(note if your tortoise does not finish it’s day rations fed a little less.) Always provide fresh drinking water.

Diet: Very important Sulcata tortoise’s diet is mostly high fiber low protein their diet intake should be a variety of grasses, weeds , clover , Sulcata’s are grazing animals ( NEVER FEED ICEBERG LETTUCE )
On occasion can be fed fruits strawberries, banana, cantaloupe, berries, peaches no pits, apricots no pits,
Apples no seeds, pears. Never feed chard, spinach, broccoli, cabbage, cauliflower, green beans or any kind of beans, corn, sprouts of any kind, tomatoes of any kind or any type of vegetable that has legume, oranges or citrus fruits
On occasion can also fed in place of fruit Opuntia cactus .
(Note make sure all food is free of pesticide free)

Supplements: Tri-Cal 2:1 ratio phosphorous free calcium supplement Nekton –Rep multi vitamin or Rep-Cal calcium and multi vitamin. The calcium and multi vitamin should be sprinkled onto food twice a week.
Outdoor housing: during warmer dry months of the year area should be free from poisonous plants , pesticides , fertilizers, sharp objects etc anything that can harm your tortoise.
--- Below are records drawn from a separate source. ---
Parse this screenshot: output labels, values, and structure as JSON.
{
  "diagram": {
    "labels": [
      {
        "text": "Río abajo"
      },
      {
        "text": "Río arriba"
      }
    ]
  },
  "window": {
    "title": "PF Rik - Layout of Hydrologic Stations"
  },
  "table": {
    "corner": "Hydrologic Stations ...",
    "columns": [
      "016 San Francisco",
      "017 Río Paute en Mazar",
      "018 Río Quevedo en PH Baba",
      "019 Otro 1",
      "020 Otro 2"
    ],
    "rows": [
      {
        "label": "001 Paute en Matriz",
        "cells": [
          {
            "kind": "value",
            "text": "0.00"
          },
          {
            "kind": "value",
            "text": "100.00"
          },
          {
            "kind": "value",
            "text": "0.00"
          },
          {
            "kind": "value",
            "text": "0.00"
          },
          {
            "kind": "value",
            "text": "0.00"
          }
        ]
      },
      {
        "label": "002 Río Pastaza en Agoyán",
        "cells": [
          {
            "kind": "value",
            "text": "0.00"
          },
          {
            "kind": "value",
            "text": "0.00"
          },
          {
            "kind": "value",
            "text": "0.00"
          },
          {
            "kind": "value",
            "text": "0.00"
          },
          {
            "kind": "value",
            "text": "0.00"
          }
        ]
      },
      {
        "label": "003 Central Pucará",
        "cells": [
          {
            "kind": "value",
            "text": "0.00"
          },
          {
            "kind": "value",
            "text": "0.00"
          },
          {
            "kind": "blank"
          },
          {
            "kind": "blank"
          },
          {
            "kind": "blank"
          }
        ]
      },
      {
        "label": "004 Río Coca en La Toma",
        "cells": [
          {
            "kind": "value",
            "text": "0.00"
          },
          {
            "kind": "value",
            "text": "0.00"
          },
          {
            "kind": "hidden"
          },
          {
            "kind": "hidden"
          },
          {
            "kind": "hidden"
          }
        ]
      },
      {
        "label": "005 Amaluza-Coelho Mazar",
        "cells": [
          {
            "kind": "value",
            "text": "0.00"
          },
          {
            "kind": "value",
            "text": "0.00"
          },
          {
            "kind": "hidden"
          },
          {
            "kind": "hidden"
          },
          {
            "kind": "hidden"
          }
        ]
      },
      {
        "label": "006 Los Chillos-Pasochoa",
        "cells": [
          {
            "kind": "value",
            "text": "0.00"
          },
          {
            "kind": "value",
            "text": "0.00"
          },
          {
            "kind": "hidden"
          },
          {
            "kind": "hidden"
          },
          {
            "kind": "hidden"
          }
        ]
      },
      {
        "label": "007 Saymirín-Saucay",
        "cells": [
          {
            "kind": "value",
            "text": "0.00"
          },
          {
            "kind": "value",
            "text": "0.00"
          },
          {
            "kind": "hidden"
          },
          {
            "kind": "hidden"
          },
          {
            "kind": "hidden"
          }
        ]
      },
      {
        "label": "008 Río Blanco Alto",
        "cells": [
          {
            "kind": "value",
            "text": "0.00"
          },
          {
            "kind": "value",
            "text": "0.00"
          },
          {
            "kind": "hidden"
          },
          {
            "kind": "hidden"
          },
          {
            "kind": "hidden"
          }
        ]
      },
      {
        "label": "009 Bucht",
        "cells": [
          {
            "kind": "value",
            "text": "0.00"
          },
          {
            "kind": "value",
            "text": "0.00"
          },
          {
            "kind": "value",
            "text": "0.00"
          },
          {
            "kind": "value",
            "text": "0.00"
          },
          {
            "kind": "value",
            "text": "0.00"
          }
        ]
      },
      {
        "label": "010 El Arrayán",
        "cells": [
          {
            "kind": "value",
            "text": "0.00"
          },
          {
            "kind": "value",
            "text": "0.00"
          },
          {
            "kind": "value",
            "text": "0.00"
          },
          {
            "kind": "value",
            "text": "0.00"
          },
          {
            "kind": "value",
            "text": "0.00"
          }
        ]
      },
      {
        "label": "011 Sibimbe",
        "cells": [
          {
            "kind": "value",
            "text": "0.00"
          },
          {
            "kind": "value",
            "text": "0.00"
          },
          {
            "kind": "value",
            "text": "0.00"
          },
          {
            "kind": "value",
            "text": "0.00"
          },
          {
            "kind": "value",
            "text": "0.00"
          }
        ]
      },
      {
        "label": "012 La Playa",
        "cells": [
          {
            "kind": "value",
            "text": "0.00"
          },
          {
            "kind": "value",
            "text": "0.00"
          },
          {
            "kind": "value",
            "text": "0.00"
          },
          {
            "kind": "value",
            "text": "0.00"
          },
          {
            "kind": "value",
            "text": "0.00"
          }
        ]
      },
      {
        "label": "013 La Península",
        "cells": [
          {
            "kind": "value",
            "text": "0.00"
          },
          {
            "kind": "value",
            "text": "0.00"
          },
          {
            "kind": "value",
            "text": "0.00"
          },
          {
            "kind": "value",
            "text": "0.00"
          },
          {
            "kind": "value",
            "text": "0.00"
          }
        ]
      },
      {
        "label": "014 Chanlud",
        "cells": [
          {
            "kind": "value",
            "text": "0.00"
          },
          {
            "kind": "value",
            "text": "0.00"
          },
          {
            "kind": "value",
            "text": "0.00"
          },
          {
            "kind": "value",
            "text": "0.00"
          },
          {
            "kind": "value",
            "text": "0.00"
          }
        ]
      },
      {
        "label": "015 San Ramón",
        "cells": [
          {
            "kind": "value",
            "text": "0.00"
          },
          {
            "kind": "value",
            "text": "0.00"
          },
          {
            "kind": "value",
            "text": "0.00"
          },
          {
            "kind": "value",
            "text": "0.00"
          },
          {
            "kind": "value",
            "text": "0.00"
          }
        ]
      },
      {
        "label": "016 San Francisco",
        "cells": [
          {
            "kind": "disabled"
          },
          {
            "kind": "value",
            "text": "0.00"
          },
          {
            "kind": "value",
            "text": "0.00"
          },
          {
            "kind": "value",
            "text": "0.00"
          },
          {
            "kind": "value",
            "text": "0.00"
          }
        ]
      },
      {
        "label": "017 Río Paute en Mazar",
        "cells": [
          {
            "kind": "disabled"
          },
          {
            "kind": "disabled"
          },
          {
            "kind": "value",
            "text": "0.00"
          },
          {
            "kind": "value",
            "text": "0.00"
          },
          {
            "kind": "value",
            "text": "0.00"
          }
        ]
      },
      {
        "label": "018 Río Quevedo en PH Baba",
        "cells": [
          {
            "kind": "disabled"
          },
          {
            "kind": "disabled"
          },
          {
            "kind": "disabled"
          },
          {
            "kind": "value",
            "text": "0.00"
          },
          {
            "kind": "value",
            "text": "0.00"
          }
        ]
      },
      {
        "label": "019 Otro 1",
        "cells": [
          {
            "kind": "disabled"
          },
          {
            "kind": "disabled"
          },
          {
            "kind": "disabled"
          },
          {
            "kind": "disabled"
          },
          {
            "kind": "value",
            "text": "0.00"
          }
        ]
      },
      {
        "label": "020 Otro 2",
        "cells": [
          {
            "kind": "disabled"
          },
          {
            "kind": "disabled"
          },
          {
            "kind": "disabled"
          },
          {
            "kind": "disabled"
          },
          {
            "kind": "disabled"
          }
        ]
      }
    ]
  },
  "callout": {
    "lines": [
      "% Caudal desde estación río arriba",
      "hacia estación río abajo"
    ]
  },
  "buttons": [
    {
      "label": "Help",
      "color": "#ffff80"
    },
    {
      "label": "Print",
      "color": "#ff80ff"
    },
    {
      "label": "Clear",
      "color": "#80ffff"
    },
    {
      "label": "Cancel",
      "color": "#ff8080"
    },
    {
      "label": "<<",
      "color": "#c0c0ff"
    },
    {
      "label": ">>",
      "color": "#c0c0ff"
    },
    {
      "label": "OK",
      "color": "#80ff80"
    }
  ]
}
The wall of your outdoor enclosure should be at least 24” tall and aprox 12” underground since sulcata’s enjoy digging and making borrows. the walls should be reinforced to with stand pushing from inside out Can use a dog house or something similar for the hide with a heat source inside provide a swallow pool for soaking and wading .
As your sulcata grows it will require more room the best thing to do is to do the adult set up for the area at least 12‘x 12’ the larger the better since sulcata’s like to roam about and graze.